[Opening Data section section]
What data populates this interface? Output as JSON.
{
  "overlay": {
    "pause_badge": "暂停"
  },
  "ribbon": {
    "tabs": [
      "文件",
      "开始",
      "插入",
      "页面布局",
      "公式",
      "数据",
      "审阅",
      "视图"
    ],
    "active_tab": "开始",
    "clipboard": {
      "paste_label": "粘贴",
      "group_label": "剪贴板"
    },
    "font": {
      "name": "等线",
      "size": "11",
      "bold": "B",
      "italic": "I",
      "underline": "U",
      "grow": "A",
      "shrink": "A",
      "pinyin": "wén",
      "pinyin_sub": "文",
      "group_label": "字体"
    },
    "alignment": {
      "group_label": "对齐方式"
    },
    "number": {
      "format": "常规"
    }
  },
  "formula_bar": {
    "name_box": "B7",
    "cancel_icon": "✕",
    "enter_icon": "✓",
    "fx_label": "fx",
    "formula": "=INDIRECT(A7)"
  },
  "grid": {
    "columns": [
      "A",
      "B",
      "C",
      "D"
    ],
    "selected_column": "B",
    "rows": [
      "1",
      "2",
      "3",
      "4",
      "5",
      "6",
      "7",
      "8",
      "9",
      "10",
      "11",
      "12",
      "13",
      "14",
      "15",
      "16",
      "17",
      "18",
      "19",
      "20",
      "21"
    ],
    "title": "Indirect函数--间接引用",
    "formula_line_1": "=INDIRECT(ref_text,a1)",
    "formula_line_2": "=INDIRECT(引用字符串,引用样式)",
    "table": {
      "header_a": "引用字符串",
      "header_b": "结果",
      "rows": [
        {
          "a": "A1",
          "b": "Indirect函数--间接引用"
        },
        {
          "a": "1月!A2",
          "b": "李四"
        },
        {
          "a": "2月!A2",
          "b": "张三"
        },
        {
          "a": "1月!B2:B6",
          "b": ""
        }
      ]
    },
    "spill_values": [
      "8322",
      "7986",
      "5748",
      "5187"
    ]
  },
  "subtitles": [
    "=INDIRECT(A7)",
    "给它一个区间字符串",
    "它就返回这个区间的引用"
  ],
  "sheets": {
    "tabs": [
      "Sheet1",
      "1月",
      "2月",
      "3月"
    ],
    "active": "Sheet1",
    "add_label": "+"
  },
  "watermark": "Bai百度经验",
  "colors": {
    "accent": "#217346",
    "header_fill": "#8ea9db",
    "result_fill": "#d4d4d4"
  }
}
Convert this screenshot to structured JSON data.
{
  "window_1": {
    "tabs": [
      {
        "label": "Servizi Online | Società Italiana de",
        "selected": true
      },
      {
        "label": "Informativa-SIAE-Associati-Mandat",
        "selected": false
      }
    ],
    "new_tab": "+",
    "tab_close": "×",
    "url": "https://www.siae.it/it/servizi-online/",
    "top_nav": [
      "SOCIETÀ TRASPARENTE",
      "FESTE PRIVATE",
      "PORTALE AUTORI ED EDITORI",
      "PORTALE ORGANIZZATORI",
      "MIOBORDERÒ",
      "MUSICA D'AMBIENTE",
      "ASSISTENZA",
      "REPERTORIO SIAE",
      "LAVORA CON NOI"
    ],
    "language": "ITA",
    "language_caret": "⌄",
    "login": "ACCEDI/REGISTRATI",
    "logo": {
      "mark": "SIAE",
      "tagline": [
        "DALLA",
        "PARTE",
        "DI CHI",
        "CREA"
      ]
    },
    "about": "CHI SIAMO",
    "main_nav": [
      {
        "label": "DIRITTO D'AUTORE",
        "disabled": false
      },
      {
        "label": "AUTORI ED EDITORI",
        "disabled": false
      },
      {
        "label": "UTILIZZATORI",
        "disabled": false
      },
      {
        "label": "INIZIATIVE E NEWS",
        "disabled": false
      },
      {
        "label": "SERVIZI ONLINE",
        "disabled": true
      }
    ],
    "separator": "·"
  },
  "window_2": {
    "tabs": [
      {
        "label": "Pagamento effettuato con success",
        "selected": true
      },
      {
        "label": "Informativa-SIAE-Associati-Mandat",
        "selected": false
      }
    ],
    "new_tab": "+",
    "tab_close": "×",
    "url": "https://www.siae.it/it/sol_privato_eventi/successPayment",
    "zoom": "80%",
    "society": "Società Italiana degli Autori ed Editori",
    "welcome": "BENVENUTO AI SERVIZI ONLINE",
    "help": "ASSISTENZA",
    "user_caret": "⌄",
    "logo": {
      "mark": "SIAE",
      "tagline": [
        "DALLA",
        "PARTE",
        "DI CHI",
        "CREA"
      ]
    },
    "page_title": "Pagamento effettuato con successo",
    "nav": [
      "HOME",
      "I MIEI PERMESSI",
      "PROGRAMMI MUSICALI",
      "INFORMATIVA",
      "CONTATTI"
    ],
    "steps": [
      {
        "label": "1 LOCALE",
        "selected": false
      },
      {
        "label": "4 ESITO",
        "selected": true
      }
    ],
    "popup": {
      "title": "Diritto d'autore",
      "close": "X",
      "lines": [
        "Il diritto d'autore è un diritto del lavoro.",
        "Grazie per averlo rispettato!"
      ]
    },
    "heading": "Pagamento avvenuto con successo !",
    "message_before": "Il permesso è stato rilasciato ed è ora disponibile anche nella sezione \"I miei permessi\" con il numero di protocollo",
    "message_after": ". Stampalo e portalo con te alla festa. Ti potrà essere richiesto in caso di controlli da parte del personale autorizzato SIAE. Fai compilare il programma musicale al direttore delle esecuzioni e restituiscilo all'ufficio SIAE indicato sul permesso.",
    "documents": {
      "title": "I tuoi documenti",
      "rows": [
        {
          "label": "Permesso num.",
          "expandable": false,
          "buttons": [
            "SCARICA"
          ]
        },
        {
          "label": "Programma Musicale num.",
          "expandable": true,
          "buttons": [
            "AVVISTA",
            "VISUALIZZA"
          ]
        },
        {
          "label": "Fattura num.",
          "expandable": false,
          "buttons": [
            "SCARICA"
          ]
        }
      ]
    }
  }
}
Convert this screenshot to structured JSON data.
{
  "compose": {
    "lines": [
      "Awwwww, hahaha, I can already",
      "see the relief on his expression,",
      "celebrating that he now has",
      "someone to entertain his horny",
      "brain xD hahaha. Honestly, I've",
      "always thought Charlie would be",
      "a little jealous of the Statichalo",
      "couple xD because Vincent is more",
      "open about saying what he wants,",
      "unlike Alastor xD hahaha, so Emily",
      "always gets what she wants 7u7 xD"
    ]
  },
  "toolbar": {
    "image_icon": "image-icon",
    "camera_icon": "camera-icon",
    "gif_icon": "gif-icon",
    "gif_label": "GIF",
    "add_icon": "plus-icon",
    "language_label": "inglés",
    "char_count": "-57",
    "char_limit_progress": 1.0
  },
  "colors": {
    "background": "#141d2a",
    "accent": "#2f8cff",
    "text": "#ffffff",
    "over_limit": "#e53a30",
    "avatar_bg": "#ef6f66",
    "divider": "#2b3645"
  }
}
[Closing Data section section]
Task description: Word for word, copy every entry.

Solution to the problem:
What data populates this interface? Output as JSON.
{
  "overlay": {
    "pause_badge": "暂停"
  },
  "ribbon": {
    "tabs": [
      "文件",
      "开始",
      "插入",
      "页面布局",
      "公式",
      "数据",
      "审阅",
      "视图"
    ],
    "active_tab": "开始",
    "clipboard": {
      "paste_label": "粘贴",
      "group_label": "剪贴板"
    },
    "font": {
      "name": "等线",
      "size": "11",
      "bold": "B",
      "italic": "I",
      "underline": "U",
      "grow": "A",
      "shrink": "A",
      "pinyin": "wén",
      "pinyin_sub": "文",
      "group_label": "字体"
    },
    "alignment": {
      "group_label": "对齐方式"
    },
    "number": {
      "format": "常规"
    }
  },
  "formula_bar": {
    "name_box": "B7",
    "cancel_icon": "✕",
    "enter_icon": "✓",
    "fx_label": "fx",
    "formula": "=INDIRECT(A7)"
  },
  "grid": {
    "columns": [
      "A",
      "B",
      "C",
      "D"
    ],
    "selected_column": "B",
    "rows": [
      "1",
      "2",
      "3",
      "4",
      "5",
      "6",
      "7",
      "8",
      "9",
      "10",
      "11",
      "12",
      "13",
      "14",
      "15",
      "16",
      "17",
      "18",
      "19",
      "20",
      "21"
    ],
    "title": "Indirect函数--间接引用",
    "formula_line_1": "=INDIRECT(ref_text,a1)",
    "formula_line_2": "=INDIRECT(引用字符串,引用样式)",
    "table": {
      "header_a": "引用字符串",
      "header_b": "结果",
      "rows": [
        {
          "a": "A1",
          "b": "Indirect函数--间接引用"
        },
        {
          "a": "1月!A2",
          "b": "李四"
        },
        {
          "a": "2月!A2",
          "b": "张三"
        },
        {
          "a": "1月!B2:B6",
          "b": ""
        }
      ]
    },
    "spill_values": [
      "8322",
      "7986",
      "5748",
      "5187"
    ]
  },
  "subtitles": [
    "=INDIRECT(A7)",
    "给它一个区间字符串",
    "它就返回这个区间的引用"
  ],
  "sheets": {
    "tabs": [
      "Sheet1",
      "1月",
      "2月",
      "3月"
    ],
    "active": "Sheet1",
    "add_label": "+"
  },
  "watermark": "Bai百度经验",
  "colors": {
    "accent": "#217346",
    "header_fill": "#8ea9db",
    "result_fill": "#d4d4d4"
  }
}
Convert this screenshot to structured JSON data.
{
  "window_1": {
    "tabs": [
      {
        "label": "Servizi Online | Società Italiana de",
        "selected": true
      },
      {
        "label": "Informativa-SIAE-Associati-Mandat",
        "selected": false
      }
    ],
    "new_tab": "+",
    "tab_close": "×",
    "url": "https://www.siae.it/it/servizi-online/",
    "top_nav": [
      "SOCIETÀ TRASPARENTE",
      "FESTE PRIVATE",
      "PORTALE AUTORI ED EDITORI",
      "PORTALE ORGANIZZATORI",
      "MIOBORDERÒ",
      "MUSICA D'AMBIENTE",
      "ASSISTENZA",
      "REPERTORIO SIAE",
      "LAVORA CON NOI"
    ],
    "language": "ITA",
    "language_caret": "⌄",
    "login": "ACCEDI/REGISTRATI",
    "logo": {
      "mark": "SIAE",
      "tagline": [
        "DALLA",
        "PARTE",
        "DI CHI",
        "CREA"
      ]
    },
    "about": "CHI SIAMO",
    "main_nav": [
      {
        "label": "DIRITTO D'AUTORE",
        "disabled": false
      },
      {
        "label": "AUTORI ED EDITORI",
        "disabled": false
      },
      {
        "label": "UTILIZZATORI",
        "disabled": false
      },
      {
        "label": "INIZIATIVE E NEWS",
        "disabled": false
      },
      {
        "label": "SERVIZI ONLINE",
        "disabled": true
      }
    ],
    "separator": "·"
  },
  "window_2": {
    "tabs": [
      {
        "label": "Pagamento effettuato con success",
        "selected": true
      },
      {
        "label": "Informativa-SIAE-Associati-Mandat",
        "selected": false
      }
    ],
    "new_tab": "+",
    "tab_close": "×",
    "url": "https://www.siae.it/it/sol_privato_eventi/successPayment",
    "zoom": "80%",
    "society": "Società Italiana degli Autori ed Editori",
    "welcome": "BENVENUTO AI SERVIZI ONLINE",
    "help": "ASSISTENZA",
    "user_caret": "⌄",
    "logo": {
      "mark": "SIAE",
      "tagline": [
        "DALLA",
        "PARTE",
        "DI CHI",
        "CREA"
      ]
    },
    "page_title": "Pagamento effettuato con successo",
    "nav": [
      "HOME",
      "I MIEI PERMESSI",
      "PROGRAMMI MUSICALI",
      "INFORMATIVA",
      "CONTATTI"
    ],
    "steps": [
      {
        "label": "1 LOCALE",
        "selected": false
      },
      {
        "label": "4 ESITO",
        "selected": true
      }
    ],
    "popup": {
      "title": "Diritto d'autore",
      "close": "X",
      "lines": [
        "Il diritto d'autore è un diritto del lavoro.",
        "Grazie per averlo rispettato!"
      ]
    },
    "heading": "Pagamento avvenuto con successo !",
    "message_before": "Il permesso è stato rilasciato ed è ora disponibile anche nella sezione \"I miei permessi\" con il numero di protocollo",
    "message_after": ". Stampalo e portalo con te alla festa. Ti potrà essere richiesto in caso di controlli da parte del personale autorizzato SIAE. Fai compilare il programma musicale al direttore delle esecuzioni e restituiscilo all'ufficio SIAE indicato sul permesso.",
    "documents": {
      "title": "I tuoi documenti",
      "rows": [
        {
          "label": "Permesso num.",
          "expandable": false,
          "buttons": [
            "SCARICA"
          ]
        },
        {
          "label": "Programma Musicale num.",
          "expandable": true,
          "buttons": [
            "AVVISTA",
            "VISUALIZZA"
          ]
        },
        {
          "label": "Fattura num.",
          "expandable": false,
          "buttons": [
            "SCARICA"
          ]
        }
      ]
    }
  }
}
Convert this screenshot to structured JSON data.
{
  "compose": {
    "lines": [
      "Awwwww, hahaha, I can already",
      "see the relief on his expression,",
      "celebrating that he now has",
      "someone to entertain his horny",
      "brain xD hahaha. Honestly, I've",
      "always thought Charlie would be",
      "a little jealous of the Statichalo",
      "couple xD because Vincent is more",
      "open about saying what he wants,",
      "unlike Alastor xD hahaha, so Emily",
      "always gets what she wants 7u7 xD"
    ]
  },
  "toolbar": {
    "image_icon": "image-icon",
    "camera_icon": "camera-icon",
    "gif_icon": "gif-icon",
    "gif_label": "GIF",
    "add_icon": "plus-icon",
    "language_label": "inglés",
    "char_count": "-57",
    "char_limit_progress": 1.0
  },
  "colors": {
    "background": "#141d2a",
    "accent": "#2f8cff",
    "text": "#ffffff",
    "over_limit": "#e53a30",
    "avatar_bg": "#ef6f66",
    "divider": "#2b3645"
  }
}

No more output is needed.